Though not technically considered a part of the Ozarks, Missouri’s Cuivre River has all the trademarks of the Missouri foothills with brilliant colors in spring, summer and fall from oak and hickory trees along its shores, making it an ideal river for your next float trip. Named after Baron Georges Leopold Cuvier, a French-naturalist and paleontologist, the Cuivre River marks the borders between Lincoln and St. Charles counties before emptying into the Mississippi River. When French explorers first walked the Cuivre River’s banks buffalo roamed as far as the eye could see. The buffalo may have left the Missouri valley long ago but prairies and forests of oaks and hickories remain with a virtually untouched landscape perfect for camping, floating and fishing.
Many visitors to the area camp in Cuivre River State Park. The park has modern campsites, group camps, picnic areas, hiking and equestrian trails, and a lake. Modern campsites offer basic, electric, water and sewer. Campsites can be reserved and have access to a dump station, showers, water and laundry. Firewood and ice are also available for purchase during check station hours.
When it comes to floating the Cuivre River it’s helpful to know the best places to go. You can float the North Fork and the West Fork of the Cuivre River by canoe, inner-tube, rafts or on a small johnboat during normal flows. A popular section to float on the Cuivre River is a 5 mile stretch D to Highway 61 on the West Fork Cuivre River. Others prefer to float 25 miles downstream on the Cuivre River from Highway 61. Depending on water levels and drought, logjams occasionally interfere with boating on the river’s West Fork. If you plan to float along the lower reaches of the Cuivre River in the Moscow Mills area you should know that the Cuivre River’s water levels are deeply affected by the Mississippi River’s water levels because of its close proximity to the Mississippi River.

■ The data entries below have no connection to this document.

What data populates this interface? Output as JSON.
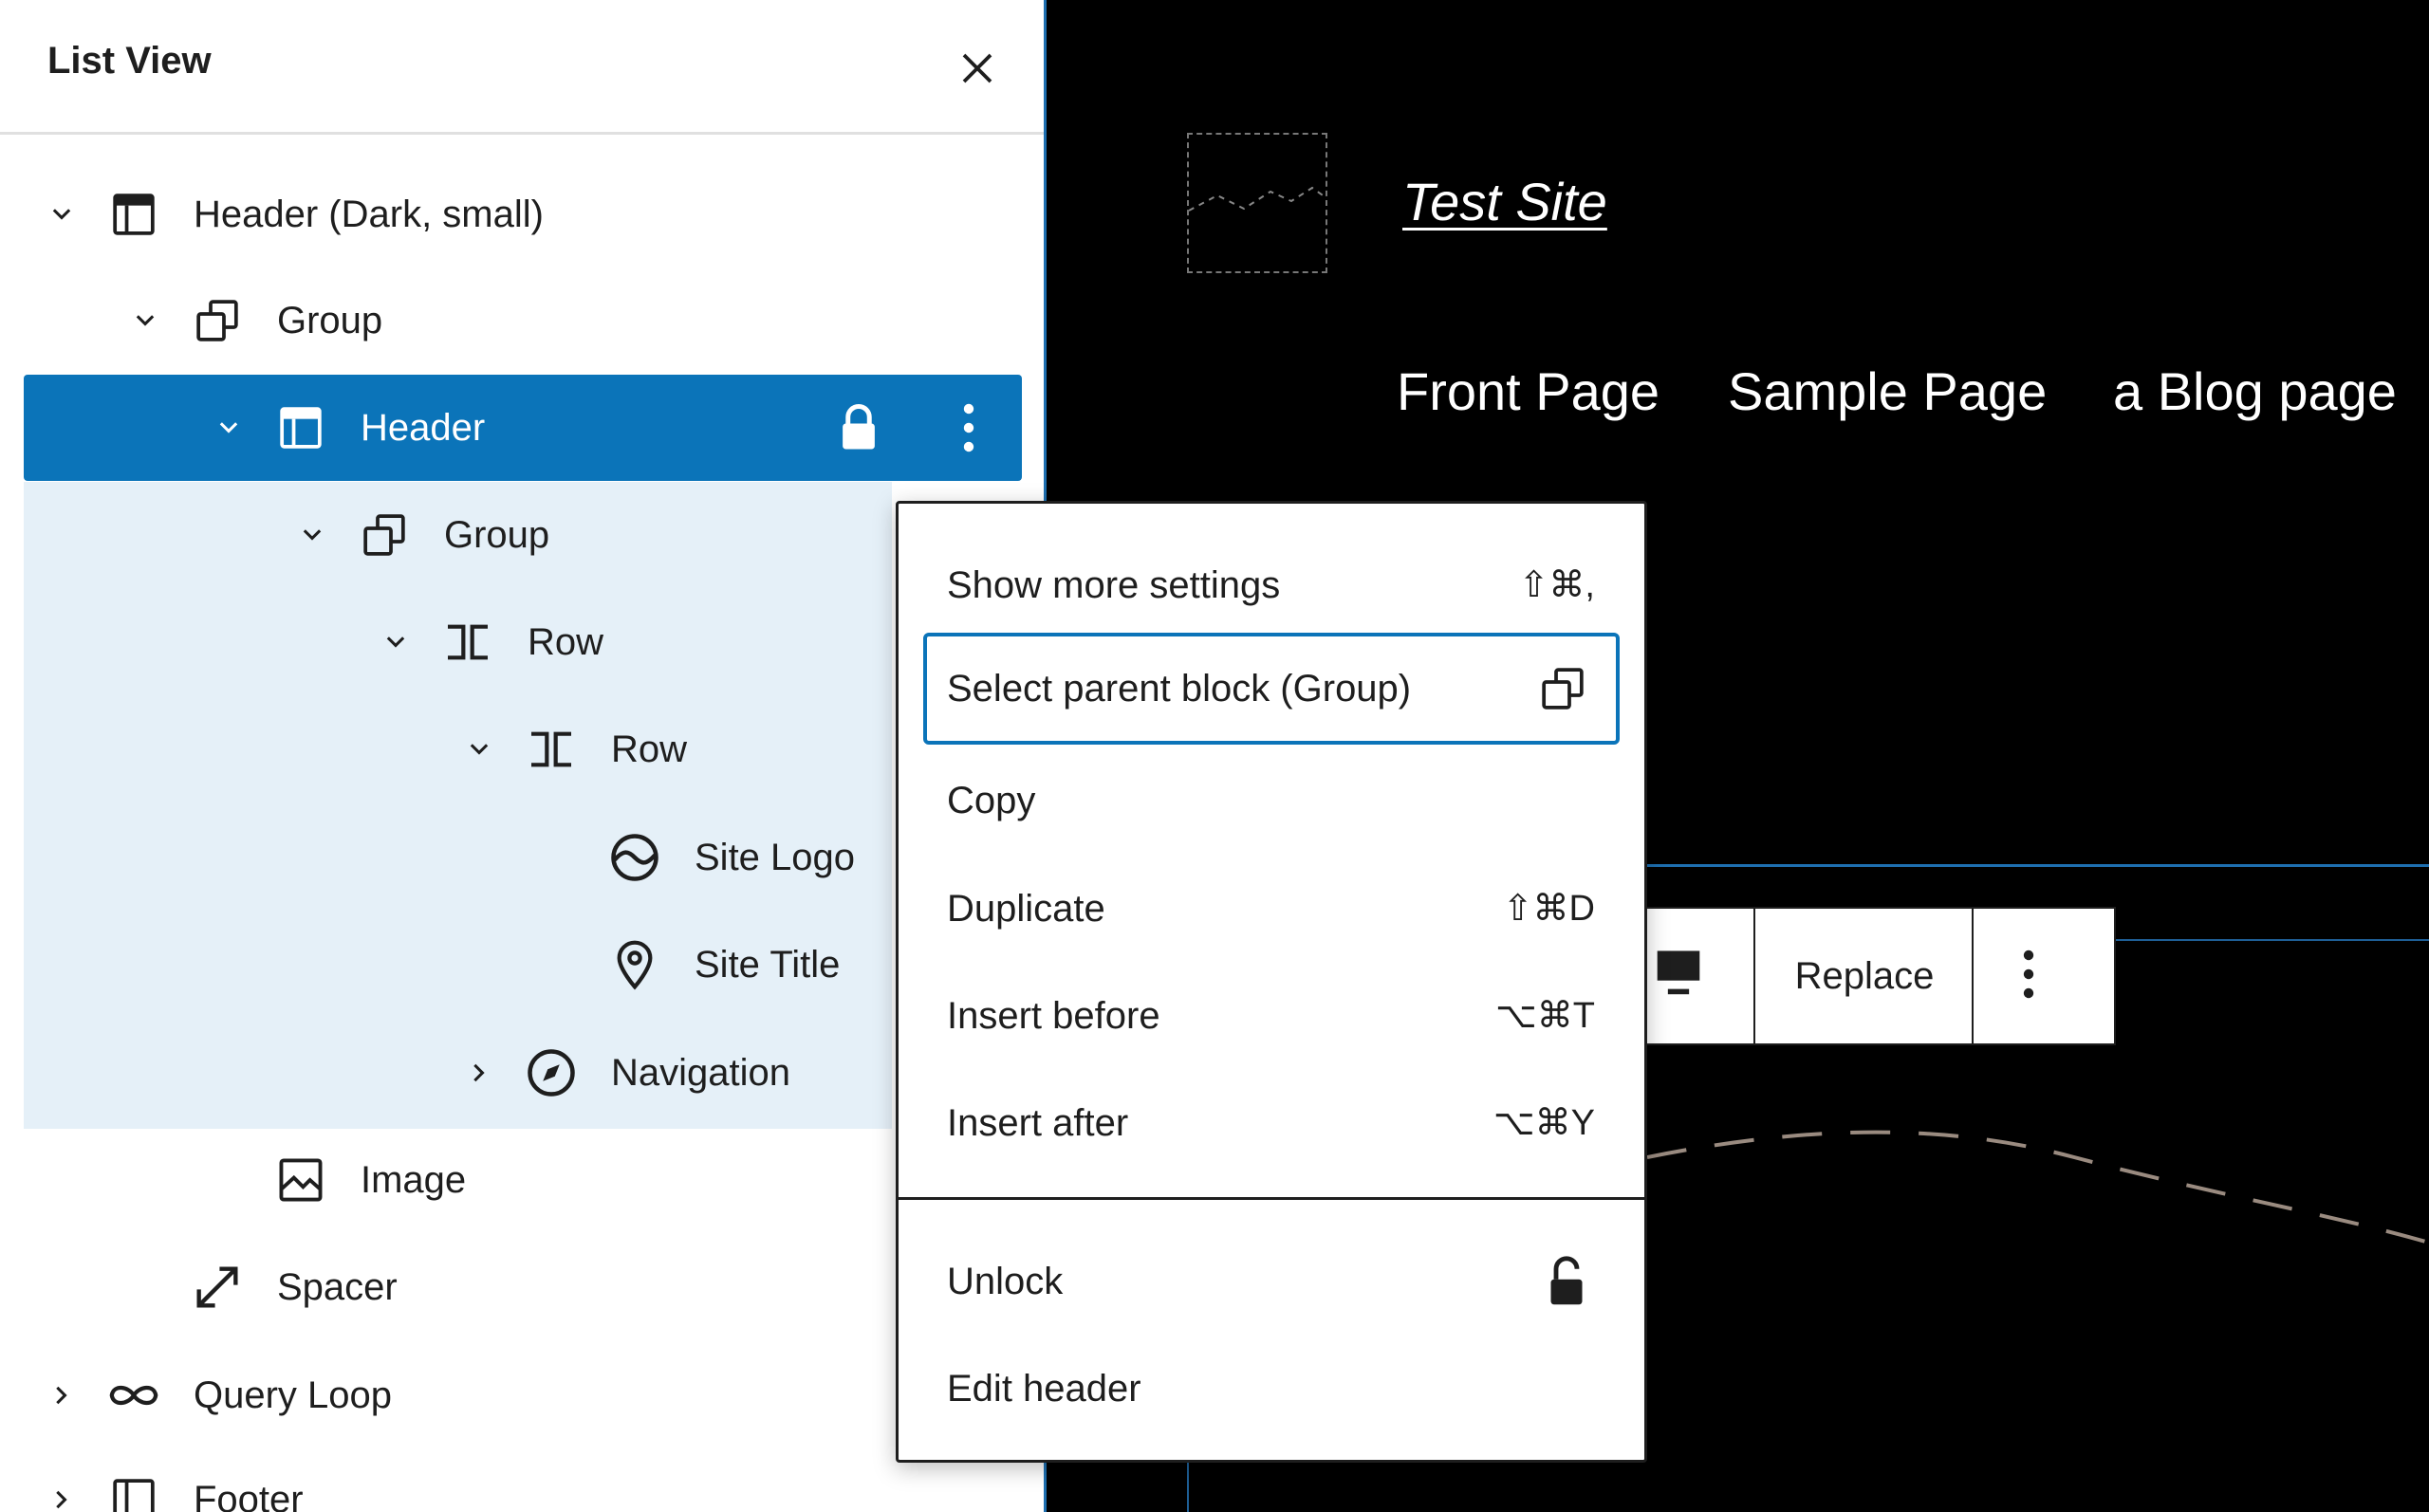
{
  "panel": {
    "title": "List View",
    "tree": [
      {
        "label": "Header (Dark, small)",
        "icon": "template-part-icon",
        "chevron": "down"
      },
      {
        "label": "Group",
        "icon": "group-icon",
        "chevron": "down"
      },
      {
        "label": "Header",
        "icon": "template-part-icon",
        "chevron": "down",
        "selected": true,
        "locked": true
      },
      {
        "label": "Group",
        "icon": "group-icon",
        "chevron": "down"
      },
      {
        "label": "Row",
        "icon": "row-icon",
        "chevron": "down"
      },
      {
        "label": "Row",
        "icon": "row-icon",
        "chevron": "down"
      },
      {
        "label": "Site Logo",
        "icon": "site-logo-icon"
      },
      {
        "label": "Site Title",
        "icon": "map-marker-icon"
      },
      {
        "label": "Navigation",
        "icon": "navigation-icon",
        "chevron": "right"
      },
      {
        "label": "Image",
        "icon": "image-icon"
      },
      {
        "label": "Spacer",
        "icon": "resize-icon"
      },
      {
        "label": "Query Loop",
        "icon": "loop-icon",
        "chevron": "right"
      },
      {
        "label": "Footer",
        "icon": "footer-icon",
        "chevron": "right"
      }
    ]
  },
  "canvas": {
    "site_title": "Test Site",
    "nav": [
      "Front Page",
      "Sample Page",
      "a Blog page"
    ]
  },
  "toolbar": {
    "replace_label": "Replace"
  },
  "menu": {
    "items": [
      {
        "label": "Show more settings",
        "shortcut": "⇧⌘,"
      },
      {
        "label": "Select parent block (Group)",
        "icon": "group-icon",
        "focused": true
      },
      {
        "label": "Copy",
        "shortcut": ""
      },
      {
        "label": "Duplicate",
        "shortcut": "⇧⌘D"
      },
      {
        "label": "Insert before",
        "shortcut": "⌥⌘T"
      },
      {
        "label": "Insert after",
        "shortcut": "⌥⌘Y"
      },
      {
        "label": "Unlock",
        "icon": "unlock-icon"
      },
      {
        "label": "Edit header",
        "shortcut": ""
      }
    ]
  },
  "colors": {
    "accent": "#0b74b9",
    "selected_tint": "#e5f0f8",
    "canvas_bg": "#000000"
  }
}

In fact, large johnboats can motor upstream from the mouth of the Cuivre River up to mile 14. This is 2.5 miles upstream from the confluence with Big Creek. If the Mississippi River’s water stage is low, there is a shallow riffle upstream from the Chain of Rocks that can impede boat passage. When this happens, boaters take advantage fo the Missouri Department of Conservation’s Riggs Ferry and Old Monroe on the Cuivre River as well as the R.H. Crouch on the West Fork Cuivre River for launching their boats. There’s a boat ramp located in Old Monroe that’s open to the public for a small fee.
If you’re not floating along the Cuiver River you must be fishing. There are seventy-one fish species in Cuivre River waters including largemouth bass, smallmouth bass, channel catfish, common carp, black crappie, white crappie, walleye, white bass, freshwater drum, buffalo, blue gill, green sunfish and flathead catfish. Some of the more common species you’ll see include orangethroat darter, bluntnose minnow, red shiner and redfin shiner. There are some species that are on the Missouri River watch list. If you catch any ghost shiner, you’ll want to throw those back as a way of allowing the ghost shiner species to repopulate the Cuivre River Basin.
Consider camping, fishing and floating along the Cuivre River this summer, another Missouri river that’s less congested with float trip traffic than other rivers.